Bridget Jones writes in her diary what I won't dare write in my own: current weight, calorie intake, sexual encounters, humiliations and defeats; and in a manner I cannot even begin to master: straightforward and witty.

Chick lit is an unexplored (because avoided) territory for me. My impression of the genre is tied to whiny girls belaboring the obvious about love, men, and other girls. So why the sudden foray into the unknown? No special reason, except the human urge to sometimes try something different and know. Plus, my inner Anglophile whispered, Bridget is brilliant.

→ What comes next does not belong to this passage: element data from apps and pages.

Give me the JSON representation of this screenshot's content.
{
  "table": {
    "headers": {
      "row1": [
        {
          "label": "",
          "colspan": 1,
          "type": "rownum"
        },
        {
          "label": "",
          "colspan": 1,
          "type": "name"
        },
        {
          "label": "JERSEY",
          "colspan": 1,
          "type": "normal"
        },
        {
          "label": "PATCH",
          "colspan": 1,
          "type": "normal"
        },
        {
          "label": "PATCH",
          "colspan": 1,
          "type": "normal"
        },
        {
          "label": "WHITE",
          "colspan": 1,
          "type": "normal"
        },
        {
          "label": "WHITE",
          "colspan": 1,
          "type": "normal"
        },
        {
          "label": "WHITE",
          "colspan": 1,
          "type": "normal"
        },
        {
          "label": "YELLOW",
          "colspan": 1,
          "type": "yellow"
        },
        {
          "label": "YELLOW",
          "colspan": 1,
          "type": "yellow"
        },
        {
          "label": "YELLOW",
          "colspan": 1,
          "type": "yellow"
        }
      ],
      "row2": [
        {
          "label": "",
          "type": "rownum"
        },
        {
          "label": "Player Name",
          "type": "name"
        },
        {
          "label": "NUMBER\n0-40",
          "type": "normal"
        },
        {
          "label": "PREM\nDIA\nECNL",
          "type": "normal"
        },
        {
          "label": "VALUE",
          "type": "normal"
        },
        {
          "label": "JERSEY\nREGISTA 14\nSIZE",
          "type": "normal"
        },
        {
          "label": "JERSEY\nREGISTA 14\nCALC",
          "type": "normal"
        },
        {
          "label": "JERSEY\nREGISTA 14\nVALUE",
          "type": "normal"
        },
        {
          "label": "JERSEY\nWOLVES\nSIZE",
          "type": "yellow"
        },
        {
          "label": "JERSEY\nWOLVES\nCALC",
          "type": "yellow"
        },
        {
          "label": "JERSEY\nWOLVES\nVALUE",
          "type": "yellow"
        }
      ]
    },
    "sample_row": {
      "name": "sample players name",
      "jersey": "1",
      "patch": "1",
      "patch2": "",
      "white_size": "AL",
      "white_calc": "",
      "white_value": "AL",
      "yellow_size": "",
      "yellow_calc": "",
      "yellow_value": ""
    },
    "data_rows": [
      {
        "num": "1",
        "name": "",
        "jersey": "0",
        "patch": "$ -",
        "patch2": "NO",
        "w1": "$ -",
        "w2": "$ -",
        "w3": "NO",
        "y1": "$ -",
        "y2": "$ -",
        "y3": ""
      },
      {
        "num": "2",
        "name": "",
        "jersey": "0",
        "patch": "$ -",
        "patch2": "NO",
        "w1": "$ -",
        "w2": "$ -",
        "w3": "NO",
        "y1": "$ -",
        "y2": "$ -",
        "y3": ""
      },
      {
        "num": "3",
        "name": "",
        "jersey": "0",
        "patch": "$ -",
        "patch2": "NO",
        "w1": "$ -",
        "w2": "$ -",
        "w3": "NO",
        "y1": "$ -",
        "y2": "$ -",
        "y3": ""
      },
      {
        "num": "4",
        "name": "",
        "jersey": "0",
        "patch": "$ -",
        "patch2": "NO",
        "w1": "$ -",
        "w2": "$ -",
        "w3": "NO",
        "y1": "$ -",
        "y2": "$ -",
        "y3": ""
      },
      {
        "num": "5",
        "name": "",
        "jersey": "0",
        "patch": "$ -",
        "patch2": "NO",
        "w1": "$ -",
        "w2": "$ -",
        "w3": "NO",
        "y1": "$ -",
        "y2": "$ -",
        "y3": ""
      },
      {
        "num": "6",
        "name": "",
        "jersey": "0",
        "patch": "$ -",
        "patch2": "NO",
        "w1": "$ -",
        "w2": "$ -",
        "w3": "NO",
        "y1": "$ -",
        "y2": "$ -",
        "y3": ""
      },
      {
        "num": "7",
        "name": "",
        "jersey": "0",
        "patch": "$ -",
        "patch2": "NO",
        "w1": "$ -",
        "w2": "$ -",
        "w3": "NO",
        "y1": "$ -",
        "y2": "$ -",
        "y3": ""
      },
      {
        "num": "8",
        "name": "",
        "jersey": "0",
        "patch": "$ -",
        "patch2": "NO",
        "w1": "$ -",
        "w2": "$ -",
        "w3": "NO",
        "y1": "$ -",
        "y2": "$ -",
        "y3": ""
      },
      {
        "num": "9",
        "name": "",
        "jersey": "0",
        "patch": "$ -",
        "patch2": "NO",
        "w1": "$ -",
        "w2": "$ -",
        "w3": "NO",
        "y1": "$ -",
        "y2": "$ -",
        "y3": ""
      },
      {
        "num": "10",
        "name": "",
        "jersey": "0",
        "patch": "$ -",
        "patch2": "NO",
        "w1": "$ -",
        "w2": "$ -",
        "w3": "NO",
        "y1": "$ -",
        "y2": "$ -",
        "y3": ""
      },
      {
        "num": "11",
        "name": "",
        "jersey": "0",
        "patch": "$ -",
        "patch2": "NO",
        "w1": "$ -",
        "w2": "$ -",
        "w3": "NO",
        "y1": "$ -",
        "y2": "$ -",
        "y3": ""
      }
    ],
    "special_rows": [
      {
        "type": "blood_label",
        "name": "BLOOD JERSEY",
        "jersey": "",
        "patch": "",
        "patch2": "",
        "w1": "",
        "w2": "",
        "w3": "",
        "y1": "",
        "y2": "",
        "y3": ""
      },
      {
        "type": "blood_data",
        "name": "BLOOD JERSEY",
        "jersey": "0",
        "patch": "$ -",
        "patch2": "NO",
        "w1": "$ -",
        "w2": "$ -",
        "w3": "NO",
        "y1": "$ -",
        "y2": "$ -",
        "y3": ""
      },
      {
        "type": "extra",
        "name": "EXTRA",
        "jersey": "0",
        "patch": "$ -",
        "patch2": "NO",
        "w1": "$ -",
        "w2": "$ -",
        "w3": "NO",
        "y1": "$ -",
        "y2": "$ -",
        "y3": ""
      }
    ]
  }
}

The book was published when I was still in high school, though I only learned about it in college when the film adaptation came out. It is, I realize, for the better that I've read it now than then; for surely back when I was 19, I would have little appreciation for the theory that
Homosexuals and single women in their thirties have natural bonding: both being accustomed to disappointing their parents and being treated as freaks of society.
That Bridget Jones's diary serves as a mirror to most urban 'singletons' is already a given; but to boost the reader's enjoyment and self-esteem, a number of her accounts and self-assessments are also invitations to schadenfreude—
Wise people will say Daniel should like me just as I am, but I am a child of Cosmopolitan culture, have been traumatized by super-models and too many quizzes and know that neither my personality nor my body is up to it if left to its own devices.
This is not to say that her experiences range from OK to bad to very bad, and that she is painfully self-deprecating. In fact her stories, while laden with great lows, comprise great highs. And whatever she is faced with, Bridget, at best, faces it with realism, kindness, and thoughtful reverie.

In what I regard as the most striking passage in the book, Bridget Jones lays down the worst thing about the game of love: the idea that it is a game and you have to scour the earth to find your match; as if love is one emotion (salute to Edward Thomas) with a universal standard you can measure all sentiment with anyone against—
When someone leaves you, apart from missing them, apart from the fact that the whole little world you've created together collapses, and that everything you see or do reminds you of them, the worst is the thought that they tried you out and, in the end, the whole sum of parts adds up to you got stamped REJECT by the one you love. [my emphasis]
Our heroine eventually discovers a good man, or in her words, a 'nice boyfriend'. Remaining true to its tone, the book narrates a promising romance without grand gestures and declarations (but is sweet and exciting nonetheless). If there is anything I'm missing, it's a positive conclusion for the gentlest of men in Bridget's life, her father. (Maybe in the sequel?)

The back cover teaser claims that 'like millions of readers the world round—you'll find yourself shouting, "Bridget Jones is me!"' In my case, not completely. Instead, Bridget is more of the girl friend I always wish to have—honest, caring, a tad paranoid, and hilariously provocative:
It is proved by surveys that happiness does not come from love, wealth or power but the pursuit of attainable goals: and what is a diet if not for that?

Top Shelf